Ever wondered how does investment property depreciation really work?
Just like you can claim the wear and tear on your car, you can claim depreciation for your property investment. It has to be an income producing property.
Bare in mind, depreciation law varies from country to country in relation to depreciation.
We’re pretty lucky here in this country, in that we can claim depreciation on an investment property. Actually, I think we really have the most fairest depreciation laws in this country compared to any other country because some countries base the depreciation on the actual purchase price, I think it’s kind of fair that we base our depreciation laws here on the construction cost. And that makes sense to me.
But in summary, what you claim in terms of depreciation reduces your taxable income.
So for instance, if you earn $60,000 per annum and if you get a report from Washington Brown that says you can claim $10,000 in depreciation on that property, you should only be paying tax on $50,000 not the $60,000 that you’re earning. Pretty simple.
Now, there are only two things you need to know about depreciation. The first thing is the Division 43 deduction. That’s what is called the Capital Works Allowance and how I define it is the structure of the building, the brickwork, and the concrete.
In short, the stuff that’s going to last longer. And if you buy a residential property, in order for you to claim that, it has to be built after 1985. So if you buy a property that’s built in 1970, you cannot claim any building allowance on the structure.
If you buy property that’s built in the year 2000 when it cost a hundred thousand dollars to build the structure, you’ll get to claim 2.5% per annum over 40 years.

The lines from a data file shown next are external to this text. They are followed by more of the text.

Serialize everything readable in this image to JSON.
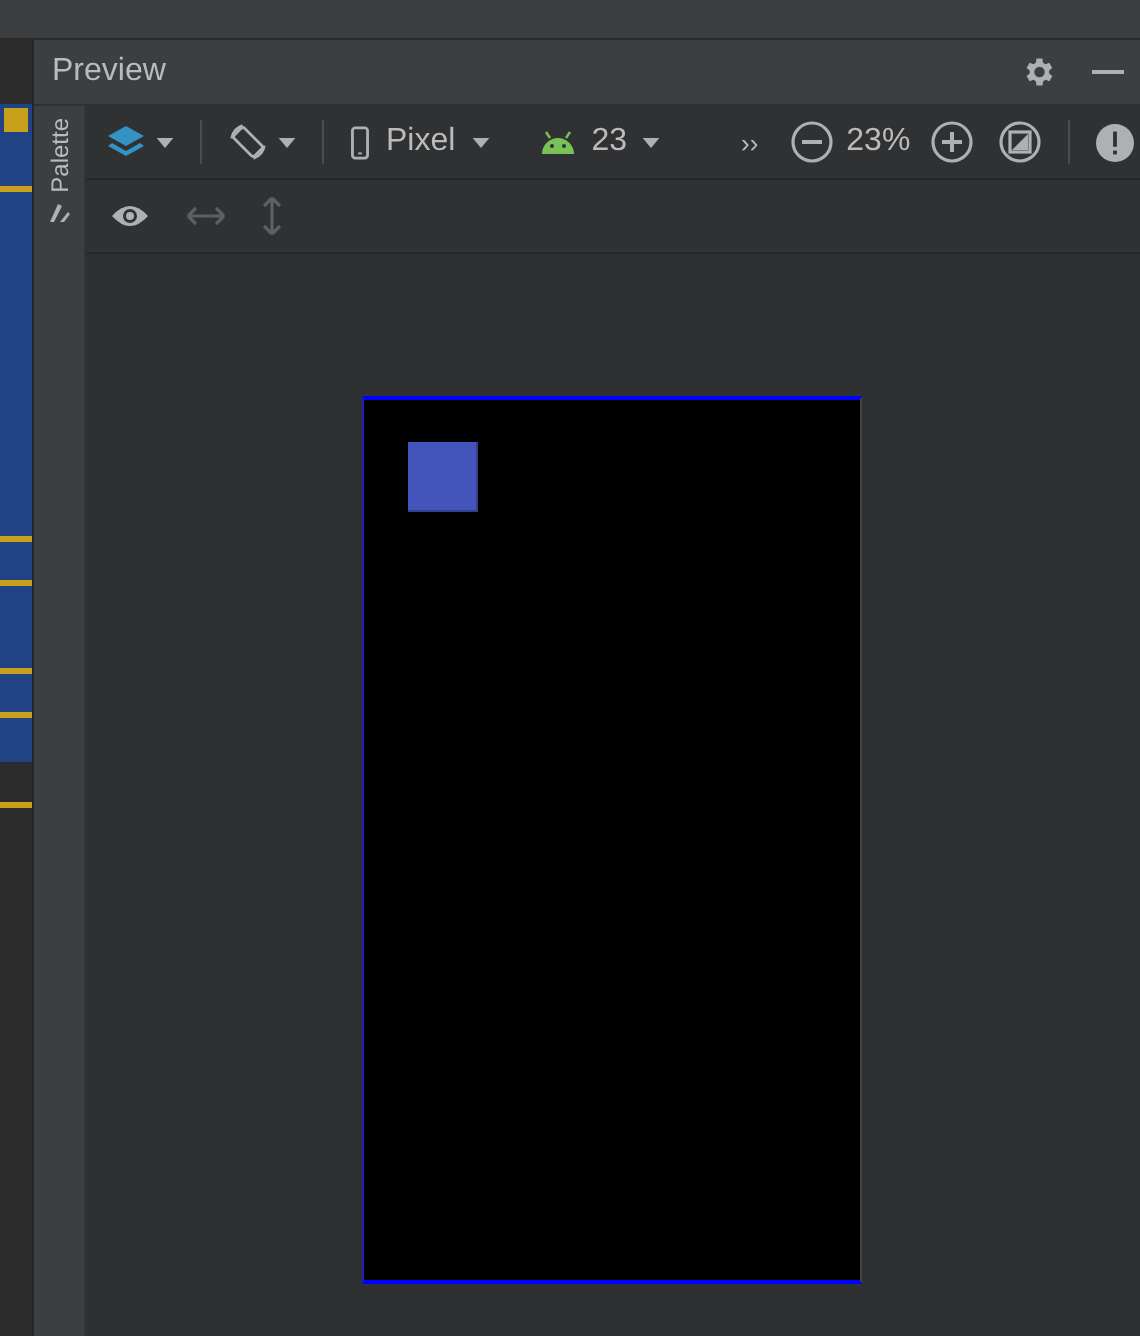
{
  "panel": {
    "title": "Preview"
  },
  "palette": {
    "label": "Palette"
  },
  "toolbar": {
    "device": "Pixel",
    "api_level": "23",
    "overflow": "››",
    "zoom": "23%"
  },
  "view_toolbar": [
    {
      "kind": "eye",
      "disabled": false
    },
    {
      "kind": "horizontal",
      "disabled": true
    },
    {
      "kind": "vertical",
      "disabled": true
    }
  ]
}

If you bought it today and it was built in 2000, you’ll get to claim it over the next 26 years at 2.5%. That makes sense. You’ll get more.
The next thing, the next common part we need to understand is what’s called the Plant and Equipment or Division 40. So that’s the stuff that wears out quicker. The ATO has defined it in two categories: stuff that wears quicker and stuff that’s going to last for a long time. So bricks, concrete, roof, and windows are going to last over 40 years. The ATO has determined a list that’s going to last for a lesser period which includes things like ovens, lifts, blinds, and carpets.
(UPDATE: Deductions for plant and equipment items may only apply to commercial properties, brand new properties, if you bought the property prior to May 9, 2017, or some other exceptions – Read about the Budget changes here).
If you get more wear and tear, you actually have to replace it sooner. So the ATO says if you buy a carpet for $2,000, you can claim that over a 10-year period and you can claim it per annum. On the other hand, for bricks and concrete, which they say is going to last 40 years, you get to claim that over 40 years. Pretty simple. So the more of this stuff you have in your property, the higher the rate of depreciation.
So for instance, the high-rise apartment where you have gyms, lifts and other common property items… You get a massive depreciation.
However, you might get a massive sinking fund to pay for as well.